Richard Gordon and myself have been taking the lead on the Developmental Dynamics interest group. To this end, we have worked out differentiation trees [3] for Caenorhabditis elegans [4] and Ciona intestinalis [5]. Differentiation trees are essentially reorganizations of the lineage tree based on the size differential of daughter cells after a cell division event, and may point us to subtle spatial patterns such as the precursors of tissue formation. More generally, we have been attempting to work out cross-species comparisons of early embryonic development, as well as novel computational characterizations of both mosaic and regulative development in multiple species. Some of this work will be featured in an upcoming publication in a special issue of the journal Biology [6].

The Reproduction and Developmental Plasticity interest group is focused on the evolution and development of C. elegans life-history, and stems from work I did in Nathan Schroeder's Laboratory at UIUC [7, 8]. So far, this interest group has involved experimental evolution and the induction of developmental plasticity resulting from L1 larval arrest in mutant genotypes. This is the newest area of DevoWorm, but is a necessary component of understanding for working towards whole-organism simulation.

All three DevoWorm project interest groups in their "2-cell phenotype". 

If you are interested in joining the DevoWorm group or just attending one of our group meetings, please attend the OpenWorm presentation or contact one of the current group members. More generally, the OpenWorm project is currently recruiting volunteers, so fill out an application and state your skills and specific interests. We are looking for people with a diversity of backgrounds, from hard-core programming and data analysis skills to science communication specialists and biologists with an interest in theoretical synthesis.

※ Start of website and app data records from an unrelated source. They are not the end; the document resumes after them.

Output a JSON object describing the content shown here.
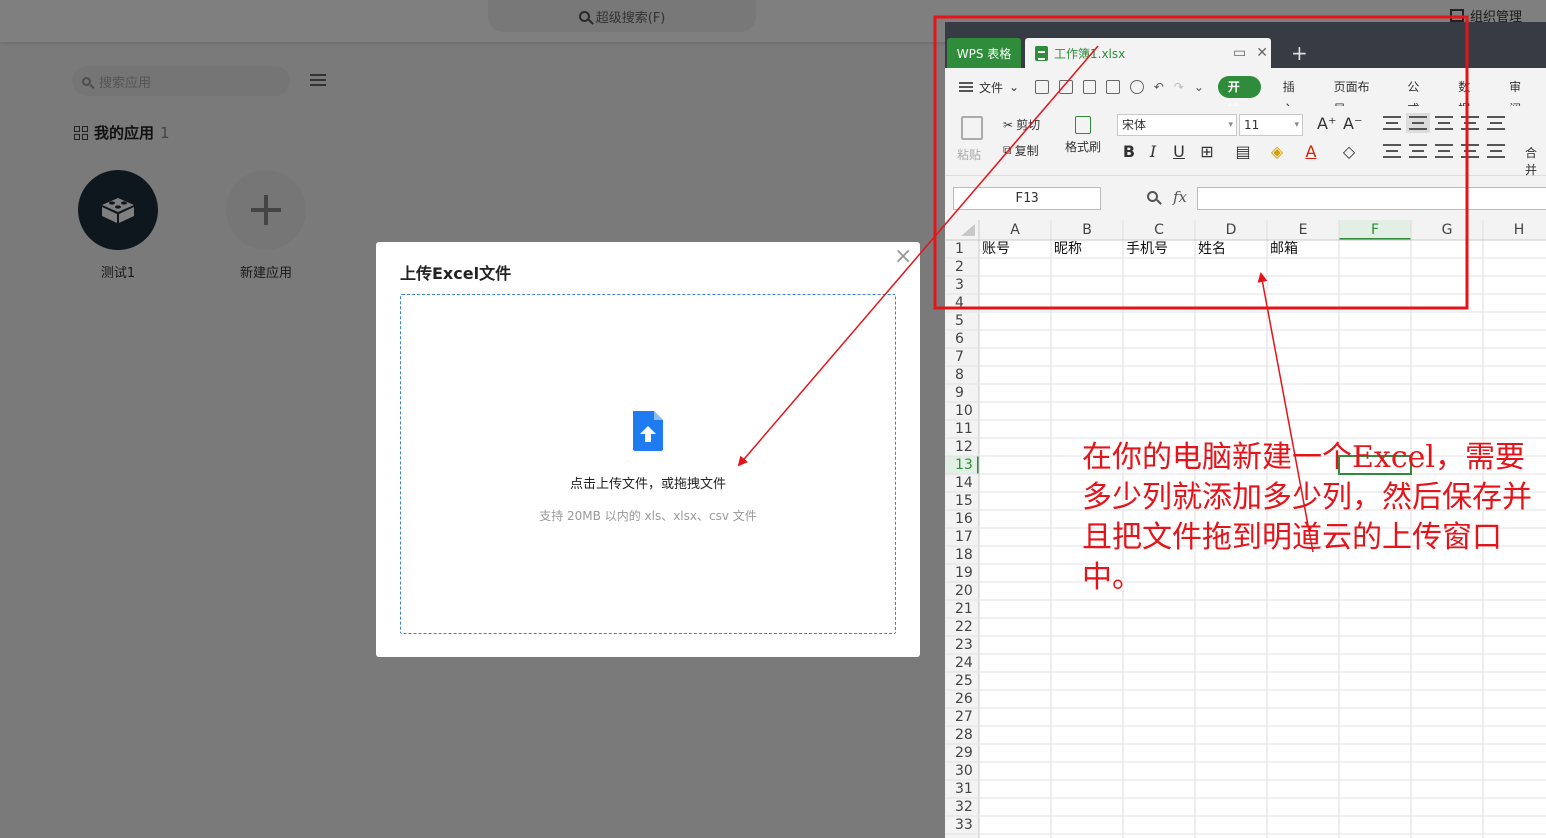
{
  "background_app": {
    "super_search": "超级搜索(F)",
    "org_manage": "组织管理",
    "search_placeholder": "搜索应用",
    "section_title": "我的应用",
    "section_count": "1",
    "apps": [
      {
        "name": "测试1"
      },
      {
        "name": "新建应用"
      }
    ]
  },
  "modal": {
    "title": "上传Excel文件",
    "close": "×",
    "drop_text": "点击上传文件，或拖拽文件",
    "drop_hint": "支持 20MB 以内的 xls、xlsx、csv 文件"
  },
  "wps": {
    "app_tab": "WPS 表格",
    "doc_tab": "工作簿1.xlsx",
    "new_tab": "+",
    "file_menu": "文件",
    "ribbon_tabs": [
      "开始",
      "插入",
      "页面布局",
      "公式",
      "数据",
      "审阅"
    ],
    "active_ribbon_tab": 0,
    "toolbar": {
      "paste": "粘贴",
      "cut": "剪切",
      "copy": "复制",
      "format_painter": "格式刷",
      "font_name": "宋体",
      "font_size": "11",
      "merge": "合并"
    },
    "name_box": "F13",
    "fx": "fx",
    "columns": [
      "A",
      "B",
      "C",
      "D",
      "E",
      "F",
      "G",
      "H"
    ],
    "selected_column": "F",
    "selected_row": 13,
    "row_count": 33,
    "header_row": [
      "账号",
      "昵称",
      "手机号",
      "姓名",
      "邮箱"
    ]
  },
  "annotation": {
    "text": "在你的电脑新建一个Excel，需要多少列就添加多少列，然后保存并且把文件拖到明道云的上传窗口中。",
    "color": "#e5141a"
  },
  "colors": {
    "wps_green": "#2f8c3a",
    "upload_blue": "#1e7bf0",
    "app_icon_dark": "#1f2f3d"
  }
}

[1] Alicea, B., McGrew, S., Gordon, R., Larson, S., Warrington, T., and Watts, M. (2014). DevoWorm: differentiation waves and computation in C. elegans embryogenesis. bioRxiv, doi:10.1101/009993

[2] Portegys, T., Pascualy, G., Gordon, R., and Alicea, B. (2016). Morphozoic: cellular automata with nested neighborhoods as a novel representation for morphogenesis. Forthcoming in Multi-Agent Based Simulations Applied to Biological and Environmental Systems.

[3] Gordon, R. (1999). The Hierarchical Genome and Differentiation Waves: novel unification of development, genetics and evolution. World Scientific and Imperial College Press, Singapore and London.

[4] Alicea, B. and Gordon, R. (2016). Caenorhabditis elegans Embryonic Differentiation Tree (10 division events). doi:10.6084/m9. figshare.2118049.

[5] Alicea, B. and Gordon, R. (2016). Ciona intestinalis Embryonic Differentiation Tree (1- to 112-cell stage). doi: 10.6084/m9.figshare.2117152.

[6] Alicea, B. and Gordon, R. (2016). Quantifying mosaic development: towards an Evo-Devo Postmodern Synthesis via differentiation trees of embryos. Biology (Special Issue: beyond the modern evolutionary synthesis). Submitted.

[7] Alicea, B. (2016). Evolution in Eggs and Phases: experimental evolution of fecundity and reproductive timing in Caenorhabditis elegans. bioRxiv, doi:10.1101/042143.

[8] Alicea, B. (2016). Genotype-specific developmental plasticity shapes the timing and robustness of reproductive capacity in Caenorhabditis elegans. bioRxiv, doi:10.1101/045609.